▸ Working data

######

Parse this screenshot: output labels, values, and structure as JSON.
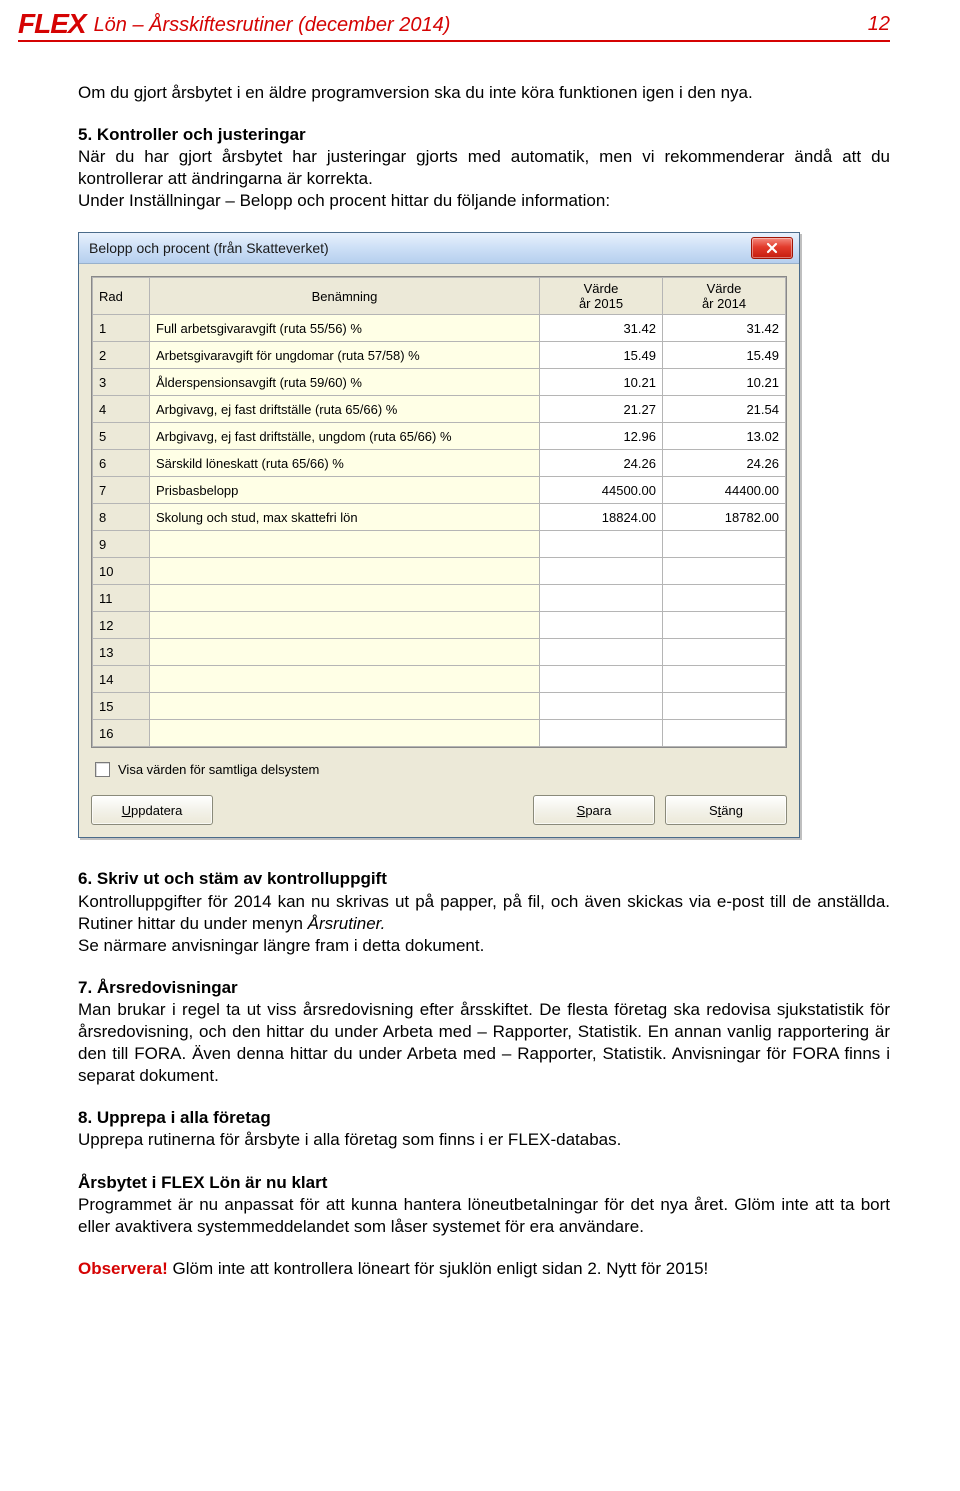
{
  "header": {
    "logo": "FLEX",
    "title": "Lön – Årsskiftesrutiner (december 2014)",
    "page_number": "12"
  },
  "text": {
    "p1": "Om du gjort årsbytet i en äldre programversion ska du inte köra funktionen igen i den nya.",
    "h5": "5. Kontroller och justeringar",
    "p5a": "När du har gjort årsbytet har justeringar gjorts med automatik, men vi rekommenderar ändå att du kontrollerar att ändringarna är korrekta.",
    "p5b": "Under Inställningar – Belopp och procent hittar du följande information:",
    "h6": "6. Skriv ut och stäm av kontrolluppgift",
    "p6a": "Kontrolluppgifter för 2014 kan nu skrivas ut på papper, på fil, och även skickas via e-post till de anställda. Rutiner hittar du under menyn ",
    "p6a_ital": "Årsrutiner.",
    "p6b": "Se närmare anvisningar längre fram i detta dokument.",
    "h7": "7. Årsredovisningar",
    "p7": "Man brukar i regel ta ut viss årsredovisning efter årsskiftet. De flesta företag ska redovisa sjukstatistik för årsredovisning, och den hittar du under Arbeta med – Rapporter, Statistik. En annan vanlig rapportering är den till FORA. Även denna hittar du under Arbeta med – Rapporter, Statistik. Anvisningar för FORA finns i separat dokument.",
    "h8": "8. Upprepa i alla företag",
    "p8": "Upprepa rutinerna för årsbyte i alla företag som finns i er FLEX-databas.",
    "h9": "Årsbytet i FLEX Lön är nu klart",
    "p9": "Programmet är nu anpassat för att kunna hantera löneutbetalningar för det nya året. Glöm inte att ta bort eller avaktivera systemmeddelandet som låser systemet för era användare.",
    "obs_label": "Observera!",
    "obs_rest": " Glöm inte att kontrollera löneart för sjuklön enligt sidan 2. Nytt för 2015!"
  },
  "window": {
    "title": "Belopp och procent (från Skatteverket)",
    "headers": {
      "rad": "Rad",
      "ben": "Benämning",
      "v2015": "Värde\når 2015",
      "v2014": "Värde\når 2014"
    },
    "rows": [
      {
        "rad": "1",
        "ben": "Full arbetsgivaravgift (ruta 55/56) %",
        "v2015": "31.42",
        "v2014": "31.42"
      },
      {
        "rad": "2",
        "ben": "Arbetsgivaravgift för ungdomar (ruta 57/58) %",
        "v2015": "15.49",
        "v2014": "15.49"
      },
      {
        "rad": "3",
        "ben": "Ålderspensionsavgift (ruta 59/60) %",
        "v2015": "10.21",
        "v2014": "10.21"
      },
      {
        "rad": "4",
        "ben": "Arbgivavg, ej fast driftställe (ruta 65/66) %",
        "v2015": "21.27",
        "v2014": "21.54"
      },
      {
        "rad": "5",
        "ben": "Arbgivavg, ej fast driftställe, ungdom (ruta 65/66) %",
        "v2015": "12.96",
        "v2014": "13.02"
      },
      {
        "rad": "6",
        "ben": "Särskild löneskatt (ruta 65/66) %",
        "v2015": "24.26",
        "v2014": "24.26"
      },
      {
        "rad": "7",
        "ben": "Prisbasbelopp",
        "v2015": "44500.00",
        "v2014": "44400.00"
      },
      {
        "rad": "8",
        "ben": "Skolung och stud, max skattefri lön",
        "v2015": "18824.00",
        "v2014": "18782.00"
      },
      {
        "rad": "9",
        "ben": "",
        "v2015": "",
        "v2014": ""
      },
      {
        "rad": "10",
        "ben": "",
        "v2015": "",
        "v2014": ""
      },
      {
        "rad": "11",
        "ben": "",
        "v2015": "",
        "v2014": ""
      },
      {
        "rad": "12",
        "ben": "",
        "v2015": "",
        "v2014": ""
      },
      {
        "rad": "13",
        "ben": "",
        "v2015": "",
        "v2014": ""
      },
      {
        "rad": "14",
        "ben": "",
        "v2015": "",
        "v2014": ""
      },
      {
        "rad": "15",
        "ben": "",
        "v2015": "",
        "v2014": ""
      },
      {
        "rad": "16",
        "ben": "",
        "v2015": "",
        "v2014": ""
      }
    ],
    "checkbox_label": "Visa värden för samtliga delsystem",
    "buttons": {
      "update_accel": "U",
      "update_rest": "ppdatera",
      "save_accel": "S",
      "save_rest": "para",
      "close_pre": "S",
      "close_accel": "t",
      "close_rest": "äng"
    }
  }
}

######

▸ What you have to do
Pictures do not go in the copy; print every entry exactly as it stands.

▸ Response to this exercise
Parse this screenshot: output labels, values, and structure as JSON.
{
  "header": {
    "logo": "FLEX",
    "title": "Lön – Årsskiftesrutiner (december 2014)",
    "page_number": "12"
  },
  "text": {
    "p1": "Om du gjort årsbytet i en äldre programversion ska du inte köra funktionen igen i den nya.",
    "h5": "5. Kontroller och justeringar",
    "p5a": "När du har gjort årsbytet har justeringar gjorts med automatik, men vi rekommenderar ändå att du kontrollerar att ändringarna är korrekta.",
    "p5b": "Under Inställningar – Belopp och procent hittar du följande information:",
    "h6": "6. Skriv ut och stäm av kontrolluppgift",
    "p6a": "Kontrolluppgifter för 2014 kan nu skrivas ut på papper, på fil, och även skickas via e-post till de anställda. Rutiner hittar du under menyn ",
    "p6a_ital": "Årsrutiner.",
    "p6b": "Se närmare anvisningar längre fram i detta dokument.",
    "h7": "7. Årsredovisningar",
    "p7": "Man brukar i regel ta ut viss årsredovisning efter årsskiftet. De flesta företag ska redovisa sjukstatistik för årsredovisning, och den hittar du under Arbeta med – Rapporter, Statistik. En annan vanlig rapportering är den till FORA. Även denna hittar du under Arbeta med – Rapporter, Statistik. Anvisningar för FORA finns i separat dokument.",
    "h8": "8. Upprepa i alla företag",
    "p8": "Upprepa rutinerna för årsbyte i alla företag som finns i er FLEX-databas.",
    "h9": "Årsbytet i FLEX Lön är nu klart",
    "p9": "Programmet är nu anpassat för att kunna hantera löneutbetalningar för det nya året. Glöm inte att ta bort eller avaktivera systemmeddelandet som låser systemet för era användare.",
    "obs_label": "Observera!",
    "obs_rest": " Glöm inte att kontrollera löneart för sjuklön enligt sidan 2. Nytt för 2015!"
  },
  "window": {
    "title": "Belopp och procent (från Skatteverket)",
    "headers": {
      "rad": "Rad",
      "ben": "Benämning",
      "v2015": "Värde\når 2015",
      "v2014": "Värde\når 2014"
    },
    "rows": [
      {
        "rad": "1",
        "ben": "Full arbetsgivaravgift (ruta 55/56) %",
        "v2015": "31.42",
        "v2014": "31.42"
      },
      {
        "rad": "2",
        "ben": "Arbetsgivaravgift för ungdomar (ruta 57/58) %",
        "v2015": "15.49",
        "v2014": "15.49"
      },
      {
        "rad": "3",
        "ben": "Ålderspensionsavgift (ruta 59/60) %",
        "v2015": "10.21",
        "v2014": "10.21"
      },
      {
        "rad": "4",
        "ben": "Arbgivavg, ej fast driftställe (ruta 65/66) %",
        "v2015": "21.27",
        "v2014": "21.54"
      },
      {
        "rad": "5",
        "ben": "Arbgivavg, ej fast driftställe, ungdom (ruta 65/66) %",
        "v2015": "12.96",
        "v2014": "13.02"
      },
      {
        "rad": "6",
        "ben": "Särskild löneskatt (ruta 65/66) %",
        "v2015": "24.26",
        "v2014": "24.26"
      },
      {
        "rad": "7",
        "ben": "Prisbasbelopp",
        "v2015": "44500.00",
        "v2014": "44400.00"
      },
      {
        "rad": "8",
        "ben": "Skolung och stud, max skattefri lön",
        "v2015": "18824.00",
        "v2014": "18782.00"
      },
      {
        "rad": "9",
        "ben": "",
        "v2015": "",
        "v2014": ""
      },
      {
        "rad": "10",
        "ben": "",
        "v2015": "",
        "v2014": ""
      },
      {
        "rad": "11",
        "ben": "",
        "v2015": "",
        "v2014": ""
      },
      {
        "rad": "12",
        "ben": "",
        "v2015": "",
        "v2014": ""
      },
      {
        "rad": "13",
        "ben": "",
        "v2015": "",
        "v2014": ""
      },
      {
        "rad": "14",
        "ben": "",
        "v2015": "",
        "v2014": ""
      },
      {
        "rad": "15",
        "ben": "",
        "v2015": "",
        "v2014": ""
      },
      {
        "rad": "16",
        "ben": "",
        "v2015": "",
        "v2014": ""
      }
    ],
    "checkbox_label": "Visa värden för samtliga delsystem",
    "buttons": {
      "update_accel": "U",
      "update_rest": "ppdatera",
      "save_accel": "S",
      "save_rest": "para",
      "close_pre": "S",
      "close_accel": "t",
      "close_rest": "äng"
    }
  }
}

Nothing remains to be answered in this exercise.